Rugby and Sex
Tournament Scoring's Up
A highly charged atmosphere surrounds the Five Nations rugby tournament, an annual series of matches among teams from England, France, Ireland, Scotland and Wales. National pride is at stake, and passion runs high. And in Ireland, at least, it's not just sporting passion.
The Irish Family Planning Association (IFPA) recently completed a study showing that sexual activity on the Emerald Isle reaches a peak on the nights of Five Nations matches. The IFPA determined this by analyzing the demand for the morning-after contraceptive pill, which reached record levels on the mornings after games. "The whole town will get wrapped up in the game," says IFPA chief executive Tony O'Brien. "Drink runs freely, and even married couples get carried away." O'Brien also says that through a game-by-game comparison of contraceptive sales, the association was able to determine which opponent most raised Irish, er, enthusiasm. The answer, perhaps not surprisingly: France.
The Mess at Fresno State
A Presidential Abdication
In the three years that Jerry Tarkanian has coached basketball at Fresno State, the school's president, John Welty, has been for the most part the model of accommodation for Tark's give-'em-another-chance-and-then-maybe-another-one philosophy (SI, Feb. 9). As Tarkanian peopled his roster with criminals and drug abusers, Welty stood behind him and on March 9 even extended his $95,000-a-year contract through next season with options to renew through 2000-01. After a March 15 segment on 60 Minutes about the Bulldogs' basketball program that was mostly negative—Welty appeared briefly on the program and spoke about his being a member of the Society for Values in Higher Education—Welty joined Tark in criticizing the report.
After another ugly incident on March 17—Bulldogs starter Avondre Jones, a senior center, and transfer Kenny Brunner, a freshman guard, were arrested after allegedly robbing an acquaintance and assaulting him with a gun and two samurai swords—Welty suddenly developed a sense of outrage. (As of Monday the players had not been charged.) "With each shameful incident, the institutional damage is compounded," he said. "My patience and the patience of others throughout this university are at an end." Still, Welty wasn't that outraged. He accepted the Tark-imposed penalties: Tarkanian dismissed Jones, whose eligibility will be up this week anyway, but only "indefinitely suspended" Brunner, who has 2½ years of eligibility remaining.

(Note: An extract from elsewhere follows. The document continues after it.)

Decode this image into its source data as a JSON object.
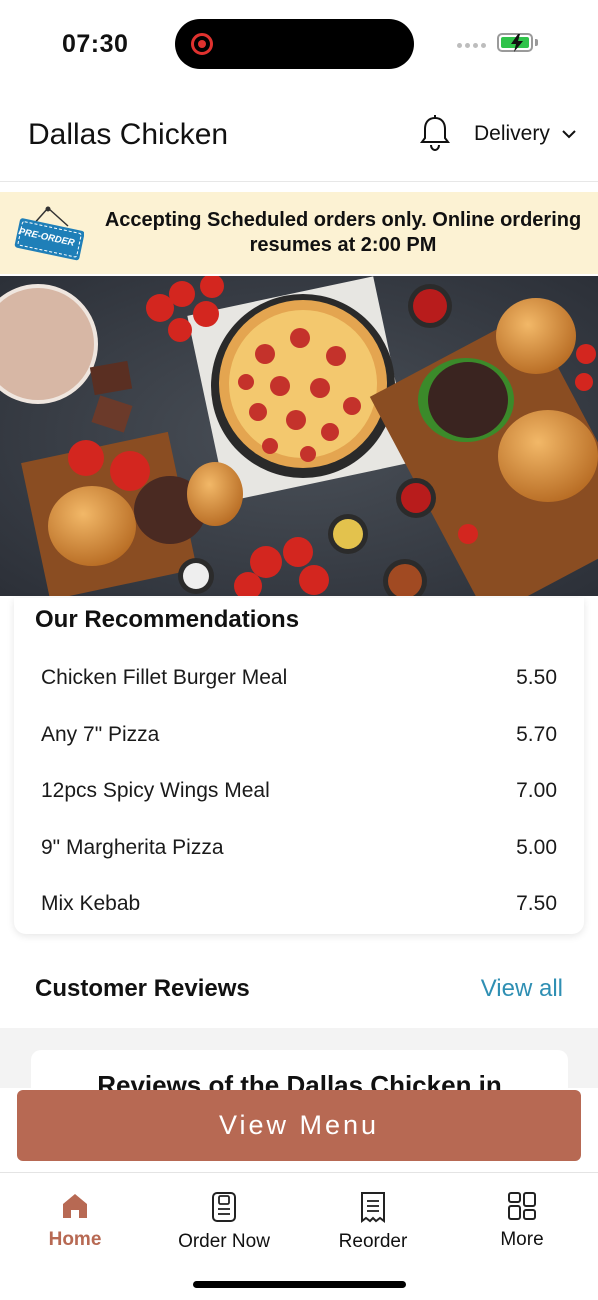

And he did not pull Fresno State from the NIT, in which it was scheduled to play Minnesota in the semifinals on Tuesday night. That would've been a real statement.
Swifter, Stronger, Higher

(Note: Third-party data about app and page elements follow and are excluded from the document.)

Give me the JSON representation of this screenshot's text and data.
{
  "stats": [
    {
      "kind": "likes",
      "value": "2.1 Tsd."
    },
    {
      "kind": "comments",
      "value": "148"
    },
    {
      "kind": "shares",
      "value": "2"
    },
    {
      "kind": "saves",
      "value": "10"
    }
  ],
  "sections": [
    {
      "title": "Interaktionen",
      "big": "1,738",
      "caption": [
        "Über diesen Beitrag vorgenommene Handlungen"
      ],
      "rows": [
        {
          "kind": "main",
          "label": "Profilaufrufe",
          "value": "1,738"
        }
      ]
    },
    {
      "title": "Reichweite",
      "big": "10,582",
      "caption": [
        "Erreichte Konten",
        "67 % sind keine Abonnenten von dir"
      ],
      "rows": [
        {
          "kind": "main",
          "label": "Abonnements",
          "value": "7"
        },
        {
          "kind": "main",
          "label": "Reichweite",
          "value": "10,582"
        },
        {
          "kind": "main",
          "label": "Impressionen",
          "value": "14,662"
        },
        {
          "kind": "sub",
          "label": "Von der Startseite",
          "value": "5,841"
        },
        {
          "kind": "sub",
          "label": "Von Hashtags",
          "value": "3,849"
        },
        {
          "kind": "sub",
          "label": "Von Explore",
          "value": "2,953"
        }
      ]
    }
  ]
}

In Sydney these days it seems everyone is pushing the Olympic spirit, including the pushers. Fifty-four tabs of LSD confiscated recently by authorities Down Under bore the logo of the 2000 Games.
More Bull From Billy

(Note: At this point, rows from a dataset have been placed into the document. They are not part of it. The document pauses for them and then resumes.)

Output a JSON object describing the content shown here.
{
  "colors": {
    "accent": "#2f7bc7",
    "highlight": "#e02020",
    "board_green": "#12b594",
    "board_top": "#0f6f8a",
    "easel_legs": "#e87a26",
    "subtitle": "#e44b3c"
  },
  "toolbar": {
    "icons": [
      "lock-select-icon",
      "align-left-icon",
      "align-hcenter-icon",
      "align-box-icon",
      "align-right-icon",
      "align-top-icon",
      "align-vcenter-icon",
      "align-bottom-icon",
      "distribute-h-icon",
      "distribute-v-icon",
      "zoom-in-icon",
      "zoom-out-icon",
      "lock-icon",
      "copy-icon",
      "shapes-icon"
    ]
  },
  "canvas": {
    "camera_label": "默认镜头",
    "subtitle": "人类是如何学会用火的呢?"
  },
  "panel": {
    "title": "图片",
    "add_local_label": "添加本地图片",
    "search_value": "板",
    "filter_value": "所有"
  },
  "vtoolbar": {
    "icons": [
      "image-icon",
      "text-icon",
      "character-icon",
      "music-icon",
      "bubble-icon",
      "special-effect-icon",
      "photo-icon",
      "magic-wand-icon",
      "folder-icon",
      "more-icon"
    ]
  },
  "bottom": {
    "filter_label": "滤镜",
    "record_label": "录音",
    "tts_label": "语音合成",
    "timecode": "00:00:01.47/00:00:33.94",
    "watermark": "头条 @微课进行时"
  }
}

Billy Packer opened his mouth last week for a reason other than to describe a basketball play, a sure sign that nonsense would follow. He didn't disappoint. As Edward R. Murrow took another full spin in the grave, Packer, CBS's lead college basketball commentator, called time out from his relentless praising of college coaches to criticize his own network's 60 Minutes for the aforementioned report on Fresno State. Packer told the Los Angeles Times that 60 Minutes was "a cancer in our organization." The next day Packer followed up by telling The Washington Post that the Fresno segment was "sleazy, short-sighted, lazy journalism. If you want to call it journalism."
Well, let's see. During his 25-year career in journalism—if you want to call it journalism-college basketball's head cheerleader has admitted to being "a walking conflict of interest" based on his involvement in numerous business deals with the coaches and sports executives he covers. In response to a series of stories in the Lexington Herald-Leader that won a Pulitzer Prize for uncovering myriad abuses in the Kentucky basketball program during the 1980s, Packer called for Kentuckians to boycott the paper and said that it had done "a major disservice to the university, the kids who play for him, and [then coach] Eddie Sutton."